[Dataset rows for apps and sites]
_ _ _ _ _
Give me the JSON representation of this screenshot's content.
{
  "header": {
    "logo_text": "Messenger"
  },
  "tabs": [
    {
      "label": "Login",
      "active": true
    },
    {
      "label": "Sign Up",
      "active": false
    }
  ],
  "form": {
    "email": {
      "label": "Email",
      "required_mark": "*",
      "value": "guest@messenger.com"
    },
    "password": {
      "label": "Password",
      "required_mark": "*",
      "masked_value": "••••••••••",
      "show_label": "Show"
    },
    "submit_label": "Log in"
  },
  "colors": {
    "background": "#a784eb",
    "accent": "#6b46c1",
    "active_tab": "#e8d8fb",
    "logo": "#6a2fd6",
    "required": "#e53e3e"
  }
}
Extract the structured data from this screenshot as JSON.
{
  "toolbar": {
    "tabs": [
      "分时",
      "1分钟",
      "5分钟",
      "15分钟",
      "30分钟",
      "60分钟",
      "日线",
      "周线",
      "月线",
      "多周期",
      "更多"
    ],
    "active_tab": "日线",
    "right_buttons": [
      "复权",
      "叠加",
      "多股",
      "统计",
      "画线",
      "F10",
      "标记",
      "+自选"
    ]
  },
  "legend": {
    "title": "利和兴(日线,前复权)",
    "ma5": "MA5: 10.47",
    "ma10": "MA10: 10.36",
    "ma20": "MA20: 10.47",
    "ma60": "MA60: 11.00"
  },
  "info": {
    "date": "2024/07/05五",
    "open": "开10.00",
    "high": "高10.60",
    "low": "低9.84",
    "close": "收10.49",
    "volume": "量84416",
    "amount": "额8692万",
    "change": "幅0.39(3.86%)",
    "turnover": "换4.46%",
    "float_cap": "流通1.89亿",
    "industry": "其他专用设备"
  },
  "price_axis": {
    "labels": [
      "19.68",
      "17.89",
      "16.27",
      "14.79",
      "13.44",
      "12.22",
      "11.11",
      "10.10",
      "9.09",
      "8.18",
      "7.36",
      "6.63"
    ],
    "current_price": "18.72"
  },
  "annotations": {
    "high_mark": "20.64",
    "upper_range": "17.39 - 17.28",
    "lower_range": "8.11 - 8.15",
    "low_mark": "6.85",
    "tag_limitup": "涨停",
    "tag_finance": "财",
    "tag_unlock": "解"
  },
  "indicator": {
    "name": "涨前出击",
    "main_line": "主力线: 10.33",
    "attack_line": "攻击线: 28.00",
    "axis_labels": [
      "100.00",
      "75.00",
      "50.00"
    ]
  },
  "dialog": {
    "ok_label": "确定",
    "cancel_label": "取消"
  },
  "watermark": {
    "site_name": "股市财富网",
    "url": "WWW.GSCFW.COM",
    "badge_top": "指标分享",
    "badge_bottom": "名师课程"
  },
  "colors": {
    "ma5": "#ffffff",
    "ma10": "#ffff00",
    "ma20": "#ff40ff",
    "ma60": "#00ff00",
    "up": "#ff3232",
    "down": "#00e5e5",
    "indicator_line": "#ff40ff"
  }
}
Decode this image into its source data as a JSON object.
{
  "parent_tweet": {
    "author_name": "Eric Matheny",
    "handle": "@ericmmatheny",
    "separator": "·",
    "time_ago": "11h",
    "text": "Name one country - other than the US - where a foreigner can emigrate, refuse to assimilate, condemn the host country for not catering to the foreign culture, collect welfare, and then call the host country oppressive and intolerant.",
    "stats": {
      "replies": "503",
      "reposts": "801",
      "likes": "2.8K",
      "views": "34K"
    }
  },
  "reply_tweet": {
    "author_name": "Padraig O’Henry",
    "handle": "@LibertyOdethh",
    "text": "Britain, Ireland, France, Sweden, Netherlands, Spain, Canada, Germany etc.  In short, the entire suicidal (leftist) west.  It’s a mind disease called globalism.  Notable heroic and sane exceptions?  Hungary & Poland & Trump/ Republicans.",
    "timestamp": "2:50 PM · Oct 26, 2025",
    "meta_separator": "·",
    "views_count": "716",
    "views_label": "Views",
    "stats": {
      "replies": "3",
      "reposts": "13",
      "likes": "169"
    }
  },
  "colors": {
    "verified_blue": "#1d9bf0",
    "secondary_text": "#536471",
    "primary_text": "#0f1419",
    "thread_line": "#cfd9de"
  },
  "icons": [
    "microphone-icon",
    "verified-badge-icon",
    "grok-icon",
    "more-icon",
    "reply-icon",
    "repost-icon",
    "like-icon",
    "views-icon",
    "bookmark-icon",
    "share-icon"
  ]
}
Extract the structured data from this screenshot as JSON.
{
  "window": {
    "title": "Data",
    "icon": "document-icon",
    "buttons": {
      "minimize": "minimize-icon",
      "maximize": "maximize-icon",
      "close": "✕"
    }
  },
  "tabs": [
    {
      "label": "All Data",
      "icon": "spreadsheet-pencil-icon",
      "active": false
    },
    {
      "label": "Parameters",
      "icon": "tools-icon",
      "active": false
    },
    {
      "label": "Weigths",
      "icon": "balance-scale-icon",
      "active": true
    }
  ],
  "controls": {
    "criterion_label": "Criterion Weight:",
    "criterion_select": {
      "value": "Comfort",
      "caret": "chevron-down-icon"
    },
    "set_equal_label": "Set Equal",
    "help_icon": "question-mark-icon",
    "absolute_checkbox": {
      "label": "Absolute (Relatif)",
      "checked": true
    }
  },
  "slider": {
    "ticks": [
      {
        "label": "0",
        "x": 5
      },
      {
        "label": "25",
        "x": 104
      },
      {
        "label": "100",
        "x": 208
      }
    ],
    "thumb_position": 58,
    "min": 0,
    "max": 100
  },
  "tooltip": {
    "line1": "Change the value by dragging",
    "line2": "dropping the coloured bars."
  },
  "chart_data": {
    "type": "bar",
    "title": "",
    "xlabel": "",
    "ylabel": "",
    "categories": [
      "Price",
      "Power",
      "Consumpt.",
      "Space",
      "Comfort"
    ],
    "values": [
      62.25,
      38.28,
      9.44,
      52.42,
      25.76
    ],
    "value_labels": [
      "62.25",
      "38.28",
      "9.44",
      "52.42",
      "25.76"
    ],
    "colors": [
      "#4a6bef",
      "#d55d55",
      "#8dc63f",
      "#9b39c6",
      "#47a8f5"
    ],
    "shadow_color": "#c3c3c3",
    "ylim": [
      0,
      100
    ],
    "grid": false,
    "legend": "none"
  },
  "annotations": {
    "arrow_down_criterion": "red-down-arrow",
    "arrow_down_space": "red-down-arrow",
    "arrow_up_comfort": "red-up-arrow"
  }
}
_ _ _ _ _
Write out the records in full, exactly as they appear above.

*Reply to the task*:
Give me the JSON representation of this screenshot's content.
{
  "header": {
    "logo_text": "Messenger"
  },
  "tabs": [
    {
      "label": "Login",
      "active": true
    },
    {
      "label": "Sign Up",
      "active": false
    }
  ],
  "form": {
    "email": {
      "label": "Email",
      "required_mark": "*",
      "value": "guest@messenger.com"
    },
    "password": {
      "label": "Password",
      "required_mark": "*",
      "masked_value": "••••••••••",
      "show_label": "Show"
    },
    "submit_label": "Log in"
  },
  "colors": {
    "background": "#a784eb",
    "accent": "#6b46c1",
    "active_tab": "#e8d8fb",
    "logo": "#6a2fd6",
    "required": "#e53e3e"
  }
}
Extract the structured data from this screenshot as JSON.
{
  "toolbar": {
    "tabs": [
      "分时",
      "1分钟",
      "5分钟",
      "15分钟",
      "30分钟",
      "60分钟",
      "日线",
      "周线",
      "月线",
      "多周期",
      "更多"
    ],
    "active_tab": "日线",
    "right_buttons": [
      "复权",
      "叠加",
      "多股",
      "统计",
      "画线",
      "F10",
      "标记",
      "+自选"
    ]
  },
  "legend": {
    "title": "利和兴(日线,前复权)",
    "ma5": "MA5: 10.47",
    "ma10": "MA10: 10.36",
    "ma20": "MA20: 10.47",
    "ma60": "MA60: 11.00"
  },
  "info": {
    "date": "2024/07/05五",
    "open": "开10.00",
    "high": "高10.60",
    "low": "低9.84",
    "close": "收10.49",
    "volume": "量84416",
    "amount": "额8692万",
    "change": "幅0.39(3.86%)",
    "turnover": "换4.46%",
    "float_cap": "流通1.89亿",
    "industry": "其他专用设备"
  },
  "price_axis": {
    "labels": [
      "19.68",
      "17.89",
      "16.27",
      "14.79",
      "13.44",
      "12.22",
      "11.11",
      "10.10",
      "9.09",
      "8.18",
      "7.36",
      "6.63"
    ],
    "current_price": "18.72"
  },
  "annotations": {
    "high_mark": "20.64",
    "upper_range": "17.39 - 17.28",
    "lower_range": "8.11 - 8.15",
    "low_mark": "6.85",
    "tag_limitup": "涨停",
    "tag_finance": "财",
    "tag_unlock": "解"
  },
  "indicator": {
    "name": "涨前出击",
    "main_line": "主力线: 10.33",
    "attack_line": "攻击线: 28.00",
    "axis_labels": [
      "100.00",
      "75.00",
      "50.00"
    ]
  },
  "dialog": {
    "ok_label": "确定",
    "cancel_label": "取消"
  },
  "watermark": {
    "site_name": "股市财富网",
    "url": "WWW.GSCFW.COM",
    "badge_top": "指标分享",
    "badge_bottom": "名师课程"
  },
  "colors": {
    "ma5": "#ffffff",
    "ma10": "#ffff00",
    "ma20": "#ff40ff",
    "ma60": "#00ff00",
    "up": "#ff3232",
    "down": "#00e5e5",
    "indicator_line": "#ff40ff"
  }
}
Decode this image into its source data as a JSON object.
{
  "parent_tweet": {
    "author_name": "Eric Matheny",
    "handle": "@ericmmatheny",
    "separator": "·",
    "time_ago": "11h",
    "text": "Name one country - other than the US - where a foreigner can emigrate, refuse to assimilate, condemn the host country for not catering to the foreign culture, collect welfare, and then call the host country oppressive and intolerant.",
    "stats": {
      "replies": "503",
      "reposts": "801",
      "likes": "2.8K",
      "views": "34K"
    }
  },
  "reply_tweet": {
    "author_name": "Padraig O’Henry",
    "handle": "@LibertyOdethh",
    "text": "Britain, Ireland, France, Sweden, Netherlands, Spain, Canada, Germany etc.  In short, the entire suicidal (leftist) west.  It’s a mind disease called globalism.  Notable heroic and sane exceptions?  Hungary & Poland & Trump/ Republicans.",
    "timestamp": "2:50 PM · Oct 26, 2025",
    "meta_separator": "·",
    "views_count": "716",
    "views_label": "Views",
    "stats": {
      "replies": "3",
      "reposts": "13",
      "likes": "169"
    }
  },
  "colors": {
    "verified_blue": "#1d9bf0",
    "secondary_text": "#536471",
    "primary_text": "#0f1419",
    "thread_line": "#cfd9de"
  },
  "icons": [
    "microphone-icon",
    "verified-badge-icon",
    "grok-icon",
    "more-icon",
    "reply-icon",
    "repost-icon",
    "like-icon",
    "views-icon",
    "bookmark-icon",
    "share-icon"
  ]
}
Extract the structured data from this screenshot as JSON.
{
  "window": {
    "title": "Data",
    "icon": "document-icon",
    "buttons": {
      "minimize": "minimize-icon",
      "maximize": "maximize-icon",
      "close": "✕"
    }
  },
  "tabs": [
    {
      "label": "All Data",
      "icon": "spreadsheet-pencil-icon",
      "active": false
    },
    {
      "label": "Parameters",
      "icon": "tools-icon",
      "active": false
    },
    {
      "label": "Weigths",
      "icon": "balance-scale-icon",
      "active": true
    }
  ],
  "controls": {
    "criterion_label": "Criterion Weight:",
    "criterion_select": {
      "value": "Comfort",
      "caret": "chevron-down-icon"
    },
    "set_equal_label": "Set Equal",
    "help_icon": "question-mark-icon",
    "absolute_checkbox": {
      "label": "Absolute (Relatif)",
      "checked": true
    }
  },
  "slider": {
    "ticks": [
      {
        "label": "0",
        "x": 5
      },
      {
        "label": "25",
        "x": 104
      },
      {
        "label": "100",
        "x": 208
      }
    ],
    "thumb_position": 58,
    "min": 0,
    "max": 100
  },
  "tooltip": {
    "line1": "Change the value by dragging",
    "line2": "dropping the coloured bars."
  },
  "chart_data": {
    "type": "bar",
    "title": "",
    "xlabel": "",
    "ylabel": "",
    "categories": [
      "Price",
      "Power",
      "Consumpt.",
      "Space",
      "Comfort"
    ],
    "values": [
      62.25,
      38.28,
      9.44,
      52.42,
      25.76
    ],
    "value_labels": [
      "62.25",
      "38.28",
      "9.44",
      "52.42",
      "25.76"
    ],
    "colors": [
      "#4a6bef",
      "#d55d55",
      "#8dc63f",
      "#9b39c6",
      "#47a8f5"
    ],
    "shadow_color": "#c3c3c3",
    "ylim": [
      0,
      100
    ],
    "grid": false,
    "legend": "none"
  },
  "annotations": {
    "arrow_down_criterion": "red-down-arrow",
    "arrow_down_space": "red-down-arrow",
    "arrow_up_comfort": "red-up-arrow"
  }
}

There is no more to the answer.